The main goal of the Johnston lab’s recent study was to determine when and how the three types of color-sensing cone cells—red, blue and green—were made in the retina. However, prior research had yet to find a model that translated directly to the human body. Human organoid technology, which Professor Robert Johnston first learned about at a conference several years ago, became their hope to better understand photoreceptor development in the eye.
Lead author on the study Kiara Eldred added a series of different signals to pluripotent embryonic stem cells—cells in the body that are able to develop into other specific cell types—and induced them to become human retinal tissue. After 40 days, they removed all the inducing signals and allowed the organoids to grow on their own set path in media. Over the course of nine months, these retinal organoids became small pieces of tissue that resembled and behaved like real human retina tissue.

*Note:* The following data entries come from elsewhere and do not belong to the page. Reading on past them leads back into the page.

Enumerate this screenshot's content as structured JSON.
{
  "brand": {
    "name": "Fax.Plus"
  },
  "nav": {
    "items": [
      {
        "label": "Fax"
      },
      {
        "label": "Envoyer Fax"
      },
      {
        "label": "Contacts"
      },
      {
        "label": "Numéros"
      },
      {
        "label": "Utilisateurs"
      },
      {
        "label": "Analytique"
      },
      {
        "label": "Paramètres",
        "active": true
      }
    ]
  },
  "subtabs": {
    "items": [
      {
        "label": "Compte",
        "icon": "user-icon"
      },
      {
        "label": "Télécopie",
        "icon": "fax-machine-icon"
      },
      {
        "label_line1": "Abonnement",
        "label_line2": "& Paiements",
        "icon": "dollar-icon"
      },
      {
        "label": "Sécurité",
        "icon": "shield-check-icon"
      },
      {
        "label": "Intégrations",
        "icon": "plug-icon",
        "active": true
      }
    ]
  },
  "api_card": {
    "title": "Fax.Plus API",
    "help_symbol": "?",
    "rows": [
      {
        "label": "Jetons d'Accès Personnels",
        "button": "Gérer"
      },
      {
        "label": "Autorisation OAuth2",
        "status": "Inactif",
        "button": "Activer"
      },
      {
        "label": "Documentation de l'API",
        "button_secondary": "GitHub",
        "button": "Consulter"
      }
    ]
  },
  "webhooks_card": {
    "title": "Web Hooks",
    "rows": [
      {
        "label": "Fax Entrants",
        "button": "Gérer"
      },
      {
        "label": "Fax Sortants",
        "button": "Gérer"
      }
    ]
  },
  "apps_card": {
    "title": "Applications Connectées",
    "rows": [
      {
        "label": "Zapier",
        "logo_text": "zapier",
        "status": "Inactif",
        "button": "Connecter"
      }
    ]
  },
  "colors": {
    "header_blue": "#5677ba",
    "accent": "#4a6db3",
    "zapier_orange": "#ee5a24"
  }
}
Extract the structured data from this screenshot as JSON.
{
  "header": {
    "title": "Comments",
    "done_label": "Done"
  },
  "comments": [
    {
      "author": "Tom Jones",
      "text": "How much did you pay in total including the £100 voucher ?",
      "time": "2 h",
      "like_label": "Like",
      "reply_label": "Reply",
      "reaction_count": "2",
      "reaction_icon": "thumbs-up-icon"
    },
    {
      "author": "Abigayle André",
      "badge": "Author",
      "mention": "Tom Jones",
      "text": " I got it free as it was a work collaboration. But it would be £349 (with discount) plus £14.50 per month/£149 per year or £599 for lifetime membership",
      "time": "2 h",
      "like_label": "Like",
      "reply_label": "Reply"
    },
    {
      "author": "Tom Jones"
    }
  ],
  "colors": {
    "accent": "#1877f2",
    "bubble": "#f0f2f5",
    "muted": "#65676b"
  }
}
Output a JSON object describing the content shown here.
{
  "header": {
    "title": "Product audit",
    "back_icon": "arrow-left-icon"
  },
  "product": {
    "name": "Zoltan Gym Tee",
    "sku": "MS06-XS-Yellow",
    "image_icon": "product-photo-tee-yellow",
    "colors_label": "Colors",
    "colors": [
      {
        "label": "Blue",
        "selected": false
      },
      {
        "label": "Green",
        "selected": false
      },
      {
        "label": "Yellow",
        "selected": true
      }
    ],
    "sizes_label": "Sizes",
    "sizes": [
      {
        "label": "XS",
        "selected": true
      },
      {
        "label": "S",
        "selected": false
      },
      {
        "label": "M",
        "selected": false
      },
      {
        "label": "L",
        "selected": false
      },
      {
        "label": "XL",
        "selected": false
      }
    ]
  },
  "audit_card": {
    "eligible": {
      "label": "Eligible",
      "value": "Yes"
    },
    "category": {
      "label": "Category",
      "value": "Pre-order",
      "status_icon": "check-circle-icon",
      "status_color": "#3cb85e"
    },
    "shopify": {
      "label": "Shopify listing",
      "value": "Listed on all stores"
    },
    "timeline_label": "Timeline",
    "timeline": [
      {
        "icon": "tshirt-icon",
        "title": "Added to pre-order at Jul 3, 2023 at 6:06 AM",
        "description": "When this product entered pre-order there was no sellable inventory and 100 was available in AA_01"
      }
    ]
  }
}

Based on prior animal research showing that thyroid hormone receptor was important in the development of characteristics of the cone cells, the researchers hypothesized that the thyroid hormone would similarly play a role in cone cell development in humans. Eldred grew the retinoids for a full year, picked the tissues out at different timepoints along the way, and took pictures of what cells were there to determine when cone types developed. They verified that the organoids were a good model system because it showed what was expected in fetal development—that blue photoreceptor cells develop first, followed by the red and green cells.
Genes that degrade the thyroid hormone were found to be expressed early in development of the retinal organoids, giving rise to blue cells, while other genes that activate thyroid hormone were expressed later to give red and green cells. In essence, they learned that the retina itself controlled levels of thyroid hormone, and that the increase in thyroid hormone levels determined the trajectory of cone cell development in the eye.
The study was a tedious process. Eldred had to carefully grow these organoids under the right conditions for a full year, all without antibiotics, making them exceptionally vulnerable to infection and contamination. Just as nurturing the growth of a baby during pregnancy takes the right personal care and complex natural combination of hormones, nutrients, and conditions within the womb over a full nine months, growing these retinal organoids from scratch was a challenge. In fact, this was the hardest part of the research because it was the first time anyone has used organoids to work on mechanisms of human eye development.
“What I’m proud of with this project is that this system grows on its own, so when you perturb it, it gives you a very good idea of what’s happening in real humans, because you can’t do experiments on humans,” Johnston said.
The lab next wants to investigate what mechanism controls thyroid hormone levels within the retina. Understanding this may lead them a step closer to being able to restore color vision to people who are colorblind and who lack these photoreceptors. They are collaborating with others at Johns Hopkins University to deliver these organoid-based cell types into humans and hope to be able to deliver different types of photoreceptors to particular parts of the eye that may lack them. Their retinal organoids may just be the first step to understanding and eventually controlling one of the most unique functions of the human eye—color vision.